“So, you really can’t, like, super-speedread?”

Wally shook his head.

“Technically, I can tap into the Speed Force and zip through the five hundred page manual on how to disarm a ten megaton warhead that’s going to go off in thirty seconds.  But the retention is just about that, thirty seconds.  The faster I read, the faster I forget.  Not much use on anything I’m doing for enjoyment.”

“Oh, you better not be talking about what I think you’re talking about,” Linda said, a suggestive tone warming the words that might have been hostile in another context. 

“Oh no, dear,” Wally said with a roguish smile.

“I’m thinking you guys don’t want to come up for coffee,” Dick laughed.

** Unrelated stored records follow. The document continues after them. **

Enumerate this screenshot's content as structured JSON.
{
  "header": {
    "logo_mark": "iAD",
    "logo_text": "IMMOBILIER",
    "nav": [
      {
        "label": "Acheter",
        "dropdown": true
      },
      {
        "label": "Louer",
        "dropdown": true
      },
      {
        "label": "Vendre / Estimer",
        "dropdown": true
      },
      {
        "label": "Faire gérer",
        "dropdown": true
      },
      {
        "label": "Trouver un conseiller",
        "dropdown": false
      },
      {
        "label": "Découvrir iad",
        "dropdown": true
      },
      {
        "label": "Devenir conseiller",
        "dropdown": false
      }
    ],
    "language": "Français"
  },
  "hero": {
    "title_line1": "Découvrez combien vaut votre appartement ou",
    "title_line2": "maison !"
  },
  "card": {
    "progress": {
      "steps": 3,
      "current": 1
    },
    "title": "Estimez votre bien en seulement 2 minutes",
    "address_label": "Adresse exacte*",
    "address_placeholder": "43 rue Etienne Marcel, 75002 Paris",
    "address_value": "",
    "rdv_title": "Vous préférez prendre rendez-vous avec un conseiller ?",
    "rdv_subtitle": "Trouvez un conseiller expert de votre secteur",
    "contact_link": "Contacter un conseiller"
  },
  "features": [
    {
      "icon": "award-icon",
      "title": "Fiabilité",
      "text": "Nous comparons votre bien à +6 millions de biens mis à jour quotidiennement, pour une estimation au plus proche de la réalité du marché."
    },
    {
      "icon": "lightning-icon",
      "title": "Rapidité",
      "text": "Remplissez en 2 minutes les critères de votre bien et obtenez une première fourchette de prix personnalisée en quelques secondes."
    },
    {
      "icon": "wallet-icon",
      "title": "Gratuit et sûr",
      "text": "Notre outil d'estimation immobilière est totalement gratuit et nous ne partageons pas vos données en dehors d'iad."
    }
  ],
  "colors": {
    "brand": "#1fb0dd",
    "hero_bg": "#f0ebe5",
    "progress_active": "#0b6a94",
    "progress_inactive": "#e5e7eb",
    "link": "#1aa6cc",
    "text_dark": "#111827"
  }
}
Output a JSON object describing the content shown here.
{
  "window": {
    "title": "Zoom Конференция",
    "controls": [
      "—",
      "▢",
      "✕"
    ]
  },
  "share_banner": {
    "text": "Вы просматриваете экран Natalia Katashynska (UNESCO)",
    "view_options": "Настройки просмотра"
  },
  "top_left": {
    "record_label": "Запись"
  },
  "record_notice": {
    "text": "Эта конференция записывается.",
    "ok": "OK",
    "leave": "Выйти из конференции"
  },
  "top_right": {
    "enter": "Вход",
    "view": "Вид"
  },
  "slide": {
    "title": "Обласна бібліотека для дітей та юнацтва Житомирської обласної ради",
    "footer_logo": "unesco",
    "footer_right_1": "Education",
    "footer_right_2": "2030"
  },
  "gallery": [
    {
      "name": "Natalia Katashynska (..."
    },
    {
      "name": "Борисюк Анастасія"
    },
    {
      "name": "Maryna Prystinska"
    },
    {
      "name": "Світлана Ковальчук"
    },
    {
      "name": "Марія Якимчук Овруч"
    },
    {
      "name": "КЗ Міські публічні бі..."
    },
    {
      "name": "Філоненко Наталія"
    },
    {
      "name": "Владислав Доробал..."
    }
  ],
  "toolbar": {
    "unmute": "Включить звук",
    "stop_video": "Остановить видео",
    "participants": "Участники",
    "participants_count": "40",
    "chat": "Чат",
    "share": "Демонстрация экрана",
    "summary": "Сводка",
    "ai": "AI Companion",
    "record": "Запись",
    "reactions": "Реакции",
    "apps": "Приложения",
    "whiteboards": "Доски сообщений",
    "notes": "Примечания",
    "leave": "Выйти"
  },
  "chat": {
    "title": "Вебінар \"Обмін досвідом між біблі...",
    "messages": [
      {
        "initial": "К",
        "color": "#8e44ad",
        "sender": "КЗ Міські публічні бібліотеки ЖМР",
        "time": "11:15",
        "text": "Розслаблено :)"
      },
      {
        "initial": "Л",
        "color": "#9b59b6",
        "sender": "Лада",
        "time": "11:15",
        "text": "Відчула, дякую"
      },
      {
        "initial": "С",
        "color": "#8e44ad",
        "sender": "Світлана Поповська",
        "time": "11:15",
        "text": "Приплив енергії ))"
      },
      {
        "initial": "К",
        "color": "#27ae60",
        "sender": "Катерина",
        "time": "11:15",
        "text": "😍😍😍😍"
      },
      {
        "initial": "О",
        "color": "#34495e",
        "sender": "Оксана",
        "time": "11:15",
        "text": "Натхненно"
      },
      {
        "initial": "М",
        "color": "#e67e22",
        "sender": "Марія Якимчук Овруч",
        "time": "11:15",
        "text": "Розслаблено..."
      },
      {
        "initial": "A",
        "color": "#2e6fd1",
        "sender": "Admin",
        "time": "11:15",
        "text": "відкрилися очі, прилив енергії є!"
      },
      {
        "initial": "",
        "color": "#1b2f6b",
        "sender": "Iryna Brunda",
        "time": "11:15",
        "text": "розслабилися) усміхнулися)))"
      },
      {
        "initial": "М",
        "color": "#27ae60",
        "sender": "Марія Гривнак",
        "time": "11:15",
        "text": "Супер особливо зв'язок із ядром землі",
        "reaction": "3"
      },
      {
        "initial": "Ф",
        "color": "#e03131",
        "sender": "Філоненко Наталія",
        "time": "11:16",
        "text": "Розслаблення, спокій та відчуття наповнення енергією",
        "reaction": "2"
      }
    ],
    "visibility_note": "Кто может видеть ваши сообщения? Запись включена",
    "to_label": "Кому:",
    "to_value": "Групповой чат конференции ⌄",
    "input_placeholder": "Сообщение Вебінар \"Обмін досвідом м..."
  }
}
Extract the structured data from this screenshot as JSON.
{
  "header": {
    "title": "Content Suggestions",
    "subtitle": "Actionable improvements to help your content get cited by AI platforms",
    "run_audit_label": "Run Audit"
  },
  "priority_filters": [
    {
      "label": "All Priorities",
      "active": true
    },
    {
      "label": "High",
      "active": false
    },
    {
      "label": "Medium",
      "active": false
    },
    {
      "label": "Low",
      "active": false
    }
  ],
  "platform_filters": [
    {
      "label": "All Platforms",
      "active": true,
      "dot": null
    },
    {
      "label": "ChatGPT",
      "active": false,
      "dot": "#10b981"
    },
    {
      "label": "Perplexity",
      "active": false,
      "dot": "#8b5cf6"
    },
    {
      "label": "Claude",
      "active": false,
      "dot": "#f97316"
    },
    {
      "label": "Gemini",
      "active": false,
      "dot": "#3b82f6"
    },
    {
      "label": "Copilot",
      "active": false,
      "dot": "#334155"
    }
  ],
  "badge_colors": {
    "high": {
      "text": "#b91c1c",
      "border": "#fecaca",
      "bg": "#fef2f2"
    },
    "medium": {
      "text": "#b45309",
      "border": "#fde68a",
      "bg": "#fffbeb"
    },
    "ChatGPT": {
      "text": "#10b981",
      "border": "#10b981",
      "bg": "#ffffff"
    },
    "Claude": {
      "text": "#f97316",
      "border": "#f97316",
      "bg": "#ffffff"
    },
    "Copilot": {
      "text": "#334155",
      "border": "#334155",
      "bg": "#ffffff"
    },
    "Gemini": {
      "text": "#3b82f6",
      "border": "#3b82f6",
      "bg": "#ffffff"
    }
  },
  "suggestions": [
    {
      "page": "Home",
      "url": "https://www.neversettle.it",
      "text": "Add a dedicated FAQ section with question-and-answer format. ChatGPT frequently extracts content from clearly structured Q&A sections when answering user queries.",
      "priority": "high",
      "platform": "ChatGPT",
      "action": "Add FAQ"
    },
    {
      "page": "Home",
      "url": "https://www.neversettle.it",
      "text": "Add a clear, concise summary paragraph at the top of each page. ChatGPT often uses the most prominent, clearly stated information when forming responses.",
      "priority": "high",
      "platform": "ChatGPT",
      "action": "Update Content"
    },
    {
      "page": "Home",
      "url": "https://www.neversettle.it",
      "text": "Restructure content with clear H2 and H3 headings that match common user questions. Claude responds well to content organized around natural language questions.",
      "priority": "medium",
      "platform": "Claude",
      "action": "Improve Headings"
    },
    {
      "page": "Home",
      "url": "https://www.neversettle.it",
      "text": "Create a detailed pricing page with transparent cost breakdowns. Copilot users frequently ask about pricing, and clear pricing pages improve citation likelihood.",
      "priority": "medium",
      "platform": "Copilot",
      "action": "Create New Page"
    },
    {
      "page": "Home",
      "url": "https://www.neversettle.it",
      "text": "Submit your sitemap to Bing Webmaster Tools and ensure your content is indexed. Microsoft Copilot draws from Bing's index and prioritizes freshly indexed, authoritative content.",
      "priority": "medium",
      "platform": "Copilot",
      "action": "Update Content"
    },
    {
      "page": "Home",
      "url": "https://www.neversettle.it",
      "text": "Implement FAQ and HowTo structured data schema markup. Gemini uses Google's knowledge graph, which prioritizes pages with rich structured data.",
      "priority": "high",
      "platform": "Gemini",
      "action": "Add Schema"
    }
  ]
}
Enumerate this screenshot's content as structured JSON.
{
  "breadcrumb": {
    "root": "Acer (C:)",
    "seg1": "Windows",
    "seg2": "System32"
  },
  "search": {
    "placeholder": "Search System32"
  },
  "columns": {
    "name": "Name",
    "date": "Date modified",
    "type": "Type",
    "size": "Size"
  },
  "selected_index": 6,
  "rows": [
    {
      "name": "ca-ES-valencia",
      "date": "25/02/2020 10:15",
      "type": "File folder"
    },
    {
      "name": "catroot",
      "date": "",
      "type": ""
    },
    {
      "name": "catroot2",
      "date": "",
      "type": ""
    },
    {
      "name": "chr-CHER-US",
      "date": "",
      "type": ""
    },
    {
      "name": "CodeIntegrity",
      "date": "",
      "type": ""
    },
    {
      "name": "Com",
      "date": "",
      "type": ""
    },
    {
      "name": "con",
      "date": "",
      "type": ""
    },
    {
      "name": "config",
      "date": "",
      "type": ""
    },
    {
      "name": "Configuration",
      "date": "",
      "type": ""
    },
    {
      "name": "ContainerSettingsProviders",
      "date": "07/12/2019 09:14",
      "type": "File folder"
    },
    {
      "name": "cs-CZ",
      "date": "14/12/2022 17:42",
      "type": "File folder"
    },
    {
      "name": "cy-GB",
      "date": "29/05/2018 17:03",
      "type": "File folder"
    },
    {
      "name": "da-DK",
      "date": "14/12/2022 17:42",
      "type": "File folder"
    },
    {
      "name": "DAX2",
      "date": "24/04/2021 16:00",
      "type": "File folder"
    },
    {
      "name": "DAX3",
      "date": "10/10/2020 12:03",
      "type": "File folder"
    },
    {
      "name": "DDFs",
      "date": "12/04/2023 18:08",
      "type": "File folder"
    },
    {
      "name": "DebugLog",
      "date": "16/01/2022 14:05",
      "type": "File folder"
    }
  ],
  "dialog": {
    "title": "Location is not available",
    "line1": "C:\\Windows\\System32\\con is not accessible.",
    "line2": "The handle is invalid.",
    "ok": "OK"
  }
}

Selina shook her head, blinked, and stared across the street once more.  She was fairly sure she wasn’t dreaming, but the sight of Harvey Dent coming out of her old building walking Binky Sherborn’s two corgis was just a little too surreal to be absolutely certain.  She pinched herself.  And Harvey was still there, waiting to cross the street into the park.  She clicked her heels together and recited “there’s no place like Gotham.”  Harvey was still there, standing on the curb.  She called out to him and waved, and waited at the park entrance until the traffic allowed him to cross.

“Selina!  You look wonderful,” he beamed. 

“Harvey, you look wonderful right down to mid-calf, where there seems to be two slobbering wet-nosed creatures that I hoped never to see again once I moved out of that building.”

“Yes, well, I needed a place to stay and Jason Blood arranged this housesitting job with your old neighbor.  I was smart enough to make sure there were no plants to water.  I didn’t think to ask about dogs.  Watering the flytrap pales in comparison to walking these two little beasties around the damn park twice a day.”

Selina laughed as they strolled along.

“I’m looking on it as punishment for ‘our’ sins,” Harvey added as one of the little mutts strained at the leash to reach a bench it always had to investigate.

“Is that one Balmoral or Sandringham?”

“How the hell should I know?” Harvey asked archly.  “I’ve been calling them ‘Twin’ and ‘Twain.’”

“Those were the two henchman that you…?”

“Yes, may they rest in peace.”

“Okay, not a fan of the welsh corgis then.  Not that I blame you.  Other than the four-footed roommates, how’s it going?”

“Not bad.  New neighborhood means new restaurants, new drugstores, new dry cleaners and all the rest.  Funny, it’s been so long since I set up a new hideout or anything.  Lost the knack.”

“Seriously?  I assumed stuff like that was like riding a bike.”

“I don’t know, maybe it’s me.  I’m not like you, Selina.  I’m not ‘nostalgic’ about it.  I want to put Two-Face behind me.  Get on with my life as if it never happened, to the extent that that’s possible.  That’s why I’m steering clear of that damn club, even if it does mean walking these two twice-damned mutts twice a day right past Petal’s little nest back there.”

Selina felt if there was ever a cue to change the subject, ‘Petal’ was it.  She cleared her throat and proceeded with what she came for.

“Well, Bruce and I feel just terrible that we didn’t find out about your plight until Jason mentioned it.  We want to make it up to you.  Lunch cruise on the Gatta?”

“That… would be very nice,” he coughed, strangely embarrassed by the invitation. 

“And be sure to bring swimming trunks.  There’s a jacuzzi on the sundeck, it’s absolute heaven.” 

“I, uh, suppose I could stop by the Flick and pick them up.  Not exactly something I brought with me to move into this place.  Or just buy a new pair.”

“Oh,” Selina said, surprised by the dilemma and struck by a sudden thought.  “Well you know, Harvey, I’m running a few errands in that part of town this afternoon.  I could pick them up for you, and any other little things you didn’t think to bring.”

“Selina, we’ve said it before.  You’re too good to be two.” 

The wincing biting back of pained laughter was once a familiar experience whenever Selina and Harvey met.

“Didn’t Darth take those damn two puns with him?” she sputtered.

“Most of them, but now and then, I just can’t help myself.”

To be continued…


Copyright | Privacy Policy | Cat-Tales by